By Chris Miskiewicz
She walks down Manhattan Avenue with strong shoulders and a supple posture. Her dog trails behind as well as leads her along. It’s a familiar walk, like they’ve been doing this together for a while.
The street aches from bitter winds. Steam blows from manhole covers and smokestacks. While the scent of bread from the New Warsaw Bakery comes and goes in tides almost like its mocking people with the heat of its ovens.
The party is warm. Several candles are lit. The dog finds the couch and curls up there for the night. Wine trails against the side of a glass as the liquid reforms after a sip. There are breadcrumbs against the tablecloth next to a knife. Pate. Cheese. A smile. People talk in the old railroad kitchen while the boiler rumbles kicking on the midnight heat. That means that the house is working. The house is doing her job. Good house.
She takes a quiet moment and goes to the back window staring at the rain gutters and tenement bricks packed tightly together by thin strips of cement.

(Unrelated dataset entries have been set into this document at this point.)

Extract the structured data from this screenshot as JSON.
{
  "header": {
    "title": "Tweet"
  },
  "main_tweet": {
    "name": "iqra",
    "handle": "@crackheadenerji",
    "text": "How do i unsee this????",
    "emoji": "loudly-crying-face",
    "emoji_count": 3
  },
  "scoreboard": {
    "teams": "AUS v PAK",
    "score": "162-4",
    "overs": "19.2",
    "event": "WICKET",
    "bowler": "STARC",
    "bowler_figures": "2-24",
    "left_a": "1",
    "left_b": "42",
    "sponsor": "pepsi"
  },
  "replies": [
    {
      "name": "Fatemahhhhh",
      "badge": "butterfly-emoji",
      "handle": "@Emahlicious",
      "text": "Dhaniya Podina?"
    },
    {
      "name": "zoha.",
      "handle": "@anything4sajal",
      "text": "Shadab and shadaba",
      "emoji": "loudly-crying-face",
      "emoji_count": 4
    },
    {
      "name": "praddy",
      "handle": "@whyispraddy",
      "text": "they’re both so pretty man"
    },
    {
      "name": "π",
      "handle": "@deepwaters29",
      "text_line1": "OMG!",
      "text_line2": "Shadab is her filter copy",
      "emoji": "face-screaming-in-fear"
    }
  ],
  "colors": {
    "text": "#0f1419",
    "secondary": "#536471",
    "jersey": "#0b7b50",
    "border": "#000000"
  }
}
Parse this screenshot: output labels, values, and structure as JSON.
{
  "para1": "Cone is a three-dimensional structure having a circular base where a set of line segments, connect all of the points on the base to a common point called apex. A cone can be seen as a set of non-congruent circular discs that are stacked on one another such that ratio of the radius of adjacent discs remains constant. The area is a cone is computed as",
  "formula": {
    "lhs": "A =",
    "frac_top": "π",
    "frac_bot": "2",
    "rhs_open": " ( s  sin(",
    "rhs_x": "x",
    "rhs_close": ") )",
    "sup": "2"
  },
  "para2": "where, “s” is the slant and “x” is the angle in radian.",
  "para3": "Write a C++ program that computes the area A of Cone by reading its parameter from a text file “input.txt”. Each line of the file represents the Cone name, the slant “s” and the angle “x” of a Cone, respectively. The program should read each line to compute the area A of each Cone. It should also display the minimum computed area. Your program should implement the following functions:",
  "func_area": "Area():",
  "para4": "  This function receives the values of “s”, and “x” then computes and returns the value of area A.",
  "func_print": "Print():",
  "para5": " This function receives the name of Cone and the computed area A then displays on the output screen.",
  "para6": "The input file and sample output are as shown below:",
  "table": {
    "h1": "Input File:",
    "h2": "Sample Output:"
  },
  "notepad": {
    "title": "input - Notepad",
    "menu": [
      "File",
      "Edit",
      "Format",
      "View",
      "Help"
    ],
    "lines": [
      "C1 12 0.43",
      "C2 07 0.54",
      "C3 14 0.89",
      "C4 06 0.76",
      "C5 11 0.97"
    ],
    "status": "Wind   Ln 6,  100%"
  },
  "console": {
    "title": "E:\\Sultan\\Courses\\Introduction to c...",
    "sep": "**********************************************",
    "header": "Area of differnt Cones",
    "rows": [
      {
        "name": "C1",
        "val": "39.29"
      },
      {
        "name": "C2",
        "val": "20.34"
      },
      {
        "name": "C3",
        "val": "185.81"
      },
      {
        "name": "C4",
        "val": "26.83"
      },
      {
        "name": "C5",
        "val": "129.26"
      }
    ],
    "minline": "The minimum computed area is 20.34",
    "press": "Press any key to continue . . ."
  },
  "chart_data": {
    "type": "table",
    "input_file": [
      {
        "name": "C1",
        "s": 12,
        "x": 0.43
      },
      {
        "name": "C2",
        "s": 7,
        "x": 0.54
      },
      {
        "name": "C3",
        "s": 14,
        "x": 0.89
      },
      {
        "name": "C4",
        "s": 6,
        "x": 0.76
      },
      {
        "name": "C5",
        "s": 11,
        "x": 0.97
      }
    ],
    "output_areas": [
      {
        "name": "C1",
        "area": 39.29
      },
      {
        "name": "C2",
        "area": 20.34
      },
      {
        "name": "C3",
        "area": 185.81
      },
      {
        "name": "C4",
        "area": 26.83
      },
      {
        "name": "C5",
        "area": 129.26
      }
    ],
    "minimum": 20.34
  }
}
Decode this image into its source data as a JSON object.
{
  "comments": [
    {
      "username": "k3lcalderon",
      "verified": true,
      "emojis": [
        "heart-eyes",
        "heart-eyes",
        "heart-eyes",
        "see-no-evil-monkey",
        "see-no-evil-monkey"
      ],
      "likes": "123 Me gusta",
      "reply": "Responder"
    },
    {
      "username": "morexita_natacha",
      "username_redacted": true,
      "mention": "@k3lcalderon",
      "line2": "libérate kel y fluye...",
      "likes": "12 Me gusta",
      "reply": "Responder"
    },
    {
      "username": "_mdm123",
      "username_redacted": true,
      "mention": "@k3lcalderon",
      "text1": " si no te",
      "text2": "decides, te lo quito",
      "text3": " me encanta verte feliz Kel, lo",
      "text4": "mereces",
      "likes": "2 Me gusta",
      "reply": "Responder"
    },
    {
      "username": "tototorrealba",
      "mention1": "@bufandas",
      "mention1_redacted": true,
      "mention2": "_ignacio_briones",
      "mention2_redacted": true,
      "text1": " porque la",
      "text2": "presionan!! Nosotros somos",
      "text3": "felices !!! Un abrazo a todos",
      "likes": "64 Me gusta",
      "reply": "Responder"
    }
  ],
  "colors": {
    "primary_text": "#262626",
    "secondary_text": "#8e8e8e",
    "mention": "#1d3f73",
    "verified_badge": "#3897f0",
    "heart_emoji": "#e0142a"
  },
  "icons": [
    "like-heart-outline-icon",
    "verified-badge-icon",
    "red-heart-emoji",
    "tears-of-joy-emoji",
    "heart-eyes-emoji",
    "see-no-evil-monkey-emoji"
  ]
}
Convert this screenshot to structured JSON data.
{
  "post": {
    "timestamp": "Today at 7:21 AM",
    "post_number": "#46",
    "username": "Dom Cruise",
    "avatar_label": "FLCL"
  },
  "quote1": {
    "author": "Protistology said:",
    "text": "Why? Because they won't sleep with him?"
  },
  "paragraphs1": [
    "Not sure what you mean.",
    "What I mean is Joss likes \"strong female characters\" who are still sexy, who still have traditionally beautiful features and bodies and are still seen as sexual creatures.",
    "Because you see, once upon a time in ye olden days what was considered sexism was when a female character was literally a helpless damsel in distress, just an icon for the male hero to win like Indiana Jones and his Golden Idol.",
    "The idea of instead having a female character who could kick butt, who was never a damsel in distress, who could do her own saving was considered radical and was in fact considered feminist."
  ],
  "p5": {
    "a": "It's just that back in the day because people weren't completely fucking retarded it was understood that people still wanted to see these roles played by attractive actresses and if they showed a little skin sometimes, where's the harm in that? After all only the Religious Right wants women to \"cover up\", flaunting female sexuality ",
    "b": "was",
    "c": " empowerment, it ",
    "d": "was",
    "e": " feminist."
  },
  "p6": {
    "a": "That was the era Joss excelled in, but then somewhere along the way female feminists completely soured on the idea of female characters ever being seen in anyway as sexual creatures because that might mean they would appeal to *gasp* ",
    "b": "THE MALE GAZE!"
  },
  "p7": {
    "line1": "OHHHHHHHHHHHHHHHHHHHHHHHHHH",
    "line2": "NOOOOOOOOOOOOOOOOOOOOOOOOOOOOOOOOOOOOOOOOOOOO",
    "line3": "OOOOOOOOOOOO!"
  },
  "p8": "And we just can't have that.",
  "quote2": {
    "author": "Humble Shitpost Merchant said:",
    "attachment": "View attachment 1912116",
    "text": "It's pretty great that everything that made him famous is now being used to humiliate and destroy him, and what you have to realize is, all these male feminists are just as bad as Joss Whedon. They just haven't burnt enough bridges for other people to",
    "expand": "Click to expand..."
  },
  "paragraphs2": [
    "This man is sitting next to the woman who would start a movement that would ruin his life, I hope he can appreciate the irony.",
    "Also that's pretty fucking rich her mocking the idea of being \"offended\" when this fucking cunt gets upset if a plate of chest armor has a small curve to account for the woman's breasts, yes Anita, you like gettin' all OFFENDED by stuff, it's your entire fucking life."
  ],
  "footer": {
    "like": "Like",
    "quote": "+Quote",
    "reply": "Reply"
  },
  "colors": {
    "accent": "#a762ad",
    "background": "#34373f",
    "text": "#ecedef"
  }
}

The back of the house is where only function mattered.
I light a cigar on the roof while facing the wind and stare out at the neighborhood, cornered by a bridge, a river, a creek, and a highway lying before a wall of brightly lit buildings, while the water tower at Greenpoint Avenue defiantly, darkly, shoots up like a kid who’s giving the finger to the city telling it to go “fuck itself.”
I think of my Ex staring at the same view with a cigarette’s ash growing between her long lazy fingers as she stares out into the night. Nearby, my high school best friend silently rolls dice across the face of a board game with his fiancé, while, to the left of the bridge, David paces his long hallway pretending to be King Lear, slowly passing his neighbors curtained windows, each one lit by the flickering blue glow of a television screen.
My neighbor lets “little shit” out into the yard. He squawks once causing my dog to howl back down at him. I join in with her until he goes back inside. Then we chase and wrestle across the frozen rooftops, growling and dodging each other within our dance.
We both have good night moves.
Afterwards, I lean against the doorway and re-light my cigar. I exhale and crack the door just enough to let some of the building’s heat touch me. It’s warm. It feels good. Good house.
–Photo by Chris Mis